claims against new defendants based on actions taken after the filing of his original

Complaint would defeat the purposes of Mr. Stine’s filing restrictions, filing fees, the

three strikes provision of § 1915(g), and the imminent danger exception.” (R. Vol. IV at

86.) The district court adopted the magistrate judge’s recommendation after determining

Plaintiff had not objected to this portion of the report and recommendation. After

reviewing Plaintiff’s objection and construing it liberally, we conclude Plaintiff did object

to the magistrate judge’s determination that he had failed to exhaust his proposed claims

against Mr. Rogers. (See R. Vol. IV at 156 (“The courts accross [sic] the board have held

that new issues can be added that happen after complaint was filed that are now exhausted

see Exhibit (3) attached hereto that the new + related issue in relation to Third

Amended Complaint against EMT Roger’s [sic] should be allowed.” (capitalization

omitted)), 162 (labeling Exhibit 3 as “Total Exhaustion for EMT/Rogers Refusing to

Respond to Emergency” (capitalization omitted)).) However, Plaintiff did not object to

the magistrate judge’s determination that permitting Plaintiff to file the proposed third


amended complaint would allow him to circumvent the PLRA. Plaintiff therefore waived

this issue, Casanova v. Ulibarri, 595 F.3d 1120, 1123 (10th Cir. 2010), and is unable to

challenge the magistrate judge’s second basis for recommending that his motion to amend

be denied. We therefore need not address Plaintiff’s argument that he sufficiently

exhausted his claims against Mr. Rogers.

For the foregoing reasons, we REVERSE the district court’s grant of summary

judgment on Plaintiff’s three claims that arose during November 2010 through January

2011 and REMAND for further proceedings consistent with this order.

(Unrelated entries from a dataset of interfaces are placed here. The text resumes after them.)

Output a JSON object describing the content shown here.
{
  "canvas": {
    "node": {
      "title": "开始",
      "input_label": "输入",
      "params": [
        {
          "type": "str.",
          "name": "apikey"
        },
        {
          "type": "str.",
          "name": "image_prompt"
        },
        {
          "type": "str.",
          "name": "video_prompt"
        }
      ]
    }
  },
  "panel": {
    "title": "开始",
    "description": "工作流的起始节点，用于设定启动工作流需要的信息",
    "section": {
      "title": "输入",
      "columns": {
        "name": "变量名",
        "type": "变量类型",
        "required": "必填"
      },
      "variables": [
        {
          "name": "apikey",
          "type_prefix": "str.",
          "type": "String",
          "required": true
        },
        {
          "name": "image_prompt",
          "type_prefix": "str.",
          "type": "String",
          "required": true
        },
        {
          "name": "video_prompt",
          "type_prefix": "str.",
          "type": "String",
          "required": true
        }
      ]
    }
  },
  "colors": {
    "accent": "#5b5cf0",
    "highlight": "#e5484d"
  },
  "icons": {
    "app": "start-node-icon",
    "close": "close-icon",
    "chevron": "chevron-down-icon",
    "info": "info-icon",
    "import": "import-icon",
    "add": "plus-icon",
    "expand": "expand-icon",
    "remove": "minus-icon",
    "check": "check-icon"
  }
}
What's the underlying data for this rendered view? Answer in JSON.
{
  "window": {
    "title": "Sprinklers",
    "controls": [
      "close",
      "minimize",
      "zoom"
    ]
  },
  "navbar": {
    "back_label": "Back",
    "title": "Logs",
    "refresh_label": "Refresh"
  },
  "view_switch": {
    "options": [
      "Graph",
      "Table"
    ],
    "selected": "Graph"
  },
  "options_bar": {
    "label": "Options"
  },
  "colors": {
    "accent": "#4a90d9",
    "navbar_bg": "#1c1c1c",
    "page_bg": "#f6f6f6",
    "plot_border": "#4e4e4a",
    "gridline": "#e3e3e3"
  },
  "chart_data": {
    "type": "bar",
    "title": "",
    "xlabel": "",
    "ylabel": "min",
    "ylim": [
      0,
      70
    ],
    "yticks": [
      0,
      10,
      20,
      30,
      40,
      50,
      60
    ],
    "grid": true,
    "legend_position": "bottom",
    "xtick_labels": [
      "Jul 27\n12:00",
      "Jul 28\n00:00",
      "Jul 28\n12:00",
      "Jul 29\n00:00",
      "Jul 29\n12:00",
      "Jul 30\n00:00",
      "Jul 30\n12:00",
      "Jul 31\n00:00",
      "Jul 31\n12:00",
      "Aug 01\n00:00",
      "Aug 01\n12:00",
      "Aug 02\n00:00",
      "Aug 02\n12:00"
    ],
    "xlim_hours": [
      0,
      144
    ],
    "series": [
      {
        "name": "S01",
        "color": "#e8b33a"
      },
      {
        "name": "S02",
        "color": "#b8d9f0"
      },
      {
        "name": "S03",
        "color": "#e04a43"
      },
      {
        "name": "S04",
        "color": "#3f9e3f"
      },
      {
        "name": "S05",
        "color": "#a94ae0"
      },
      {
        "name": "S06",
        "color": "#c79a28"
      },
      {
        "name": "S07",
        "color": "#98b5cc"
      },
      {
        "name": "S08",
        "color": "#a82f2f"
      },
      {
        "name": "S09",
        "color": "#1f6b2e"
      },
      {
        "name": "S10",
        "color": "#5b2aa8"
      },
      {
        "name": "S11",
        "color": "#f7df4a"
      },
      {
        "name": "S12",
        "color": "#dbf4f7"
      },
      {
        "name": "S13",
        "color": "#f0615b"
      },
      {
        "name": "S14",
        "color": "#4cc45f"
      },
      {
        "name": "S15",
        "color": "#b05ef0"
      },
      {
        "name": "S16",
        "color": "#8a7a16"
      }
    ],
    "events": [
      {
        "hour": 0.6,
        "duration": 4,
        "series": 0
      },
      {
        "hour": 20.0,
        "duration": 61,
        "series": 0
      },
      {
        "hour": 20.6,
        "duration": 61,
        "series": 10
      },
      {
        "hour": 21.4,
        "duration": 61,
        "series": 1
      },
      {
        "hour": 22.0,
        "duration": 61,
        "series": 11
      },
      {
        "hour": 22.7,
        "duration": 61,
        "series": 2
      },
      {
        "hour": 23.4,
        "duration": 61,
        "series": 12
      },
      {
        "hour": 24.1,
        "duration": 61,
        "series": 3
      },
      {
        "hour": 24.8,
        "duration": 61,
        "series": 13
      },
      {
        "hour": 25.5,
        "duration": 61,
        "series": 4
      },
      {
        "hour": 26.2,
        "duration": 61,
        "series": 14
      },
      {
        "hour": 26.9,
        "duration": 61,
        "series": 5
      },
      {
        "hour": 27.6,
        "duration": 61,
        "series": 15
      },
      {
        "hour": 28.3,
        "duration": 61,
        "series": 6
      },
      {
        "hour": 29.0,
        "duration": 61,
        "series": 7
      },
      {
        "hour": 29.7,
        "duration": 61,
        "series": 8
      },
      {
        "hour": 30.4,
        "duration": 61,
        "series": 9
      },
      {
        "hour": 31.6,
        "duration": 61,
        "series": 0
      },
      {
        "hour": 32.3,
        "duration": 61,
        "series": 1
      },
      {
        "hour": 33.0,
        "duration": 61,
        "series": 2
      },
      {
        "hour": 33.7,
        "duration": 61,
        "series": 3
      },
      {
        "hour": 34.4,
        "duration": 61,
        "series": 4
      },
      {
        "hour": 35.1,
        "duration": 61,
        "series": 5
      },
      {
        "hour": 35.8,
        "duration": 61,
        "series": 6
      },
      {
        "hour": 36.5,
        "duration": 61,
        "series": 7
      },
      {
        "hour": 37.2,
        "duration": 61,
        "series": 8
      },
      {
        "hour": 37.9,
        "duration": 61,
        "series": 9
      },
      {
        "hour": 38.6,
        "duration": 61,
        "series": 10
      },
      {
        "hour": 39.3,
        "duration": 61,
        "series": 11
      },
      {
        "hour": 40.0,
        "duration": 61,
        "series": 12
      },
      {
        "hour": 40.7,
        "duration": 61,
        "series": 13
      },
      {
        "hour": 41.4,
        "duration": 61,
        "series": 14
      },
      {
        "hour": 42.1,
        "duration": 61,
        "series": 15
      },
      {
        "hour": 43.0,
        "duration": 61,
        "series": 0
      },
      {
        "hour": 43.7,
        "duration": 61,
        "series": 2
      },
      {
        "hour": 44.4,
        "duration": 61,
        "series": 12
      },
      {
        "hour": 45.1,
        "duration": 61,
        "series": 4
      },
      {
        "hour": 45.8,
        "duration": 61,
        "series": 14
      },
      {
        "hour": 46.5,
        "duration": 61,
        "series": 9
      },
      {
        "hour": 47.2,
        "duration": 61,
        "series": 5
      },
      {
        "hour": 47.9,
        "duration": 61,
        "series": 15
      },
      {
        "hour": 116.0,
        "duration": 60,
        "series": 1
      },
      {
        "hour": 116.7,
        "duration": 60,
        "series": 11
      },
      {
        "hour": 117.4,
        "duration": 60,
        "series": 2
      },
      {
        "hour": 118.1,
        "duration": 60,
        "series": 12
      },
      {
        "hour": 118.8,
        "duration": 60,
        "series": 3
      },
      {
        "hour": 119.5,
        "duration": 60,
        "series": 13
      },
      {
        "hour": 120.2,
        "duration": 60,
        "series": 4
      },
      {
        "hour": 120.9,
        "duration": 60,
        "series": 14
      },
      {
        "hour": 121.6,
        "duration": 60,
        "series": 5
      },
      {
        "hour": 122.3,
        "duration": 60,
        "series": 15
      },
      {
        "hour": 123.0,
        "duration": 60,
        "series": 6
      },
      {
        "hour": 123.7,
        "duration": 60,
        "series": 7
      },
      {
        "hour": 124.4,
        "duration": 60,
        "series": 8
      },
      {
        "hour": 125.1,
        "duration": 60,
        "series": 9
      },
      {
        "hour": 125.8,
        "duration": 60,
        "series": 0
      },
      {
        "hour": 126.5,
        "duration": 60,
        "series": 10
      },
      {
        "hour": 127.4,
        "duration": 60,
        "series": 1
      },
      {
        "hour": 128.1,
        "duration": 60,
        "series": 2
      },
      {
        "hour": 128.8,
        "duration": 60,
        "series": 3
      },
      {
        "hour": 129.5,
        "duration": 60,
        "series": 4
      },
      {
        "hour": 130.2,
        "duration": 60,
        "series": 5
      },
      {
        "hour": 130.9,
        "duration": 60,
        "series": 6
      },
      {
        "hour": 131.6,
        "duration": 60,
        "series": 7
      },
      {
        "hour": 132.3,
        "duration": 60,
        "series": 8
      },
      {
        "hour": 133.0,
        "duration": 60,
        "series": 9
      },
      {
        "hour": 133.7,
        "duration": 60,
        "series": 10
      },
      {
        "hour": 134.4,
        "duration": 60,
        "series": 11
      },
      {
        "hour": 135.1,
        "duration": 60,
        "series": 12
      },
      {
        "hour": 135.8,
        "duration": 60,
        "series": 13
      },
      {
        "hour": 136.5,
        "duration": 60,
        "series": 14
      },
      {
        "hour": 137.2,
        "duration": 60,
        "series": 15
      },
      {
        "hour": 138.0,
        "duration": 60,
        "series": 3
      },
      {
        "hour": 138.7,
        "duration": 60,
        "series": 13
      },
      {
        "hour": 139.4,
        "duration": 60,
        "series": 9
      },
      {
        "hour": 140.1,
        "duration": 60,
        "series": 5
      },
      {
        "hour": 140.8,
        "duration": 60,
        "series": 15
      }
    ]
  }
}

We AFFIRM the

district court’s grant of summary judgment on Plaintiff’s remaining claims and its denial

of Plaintiff’s motion to amend. Plaintiff’s motion to proceed in forma pauperis is

GRANTED. Plaintiff is reminded of his continuing obligation to make partial payments

until the filing fee has been paid in full. All other pending motions are DENIED.

Entered for the Court

Monroe G. McKay Circuit Judge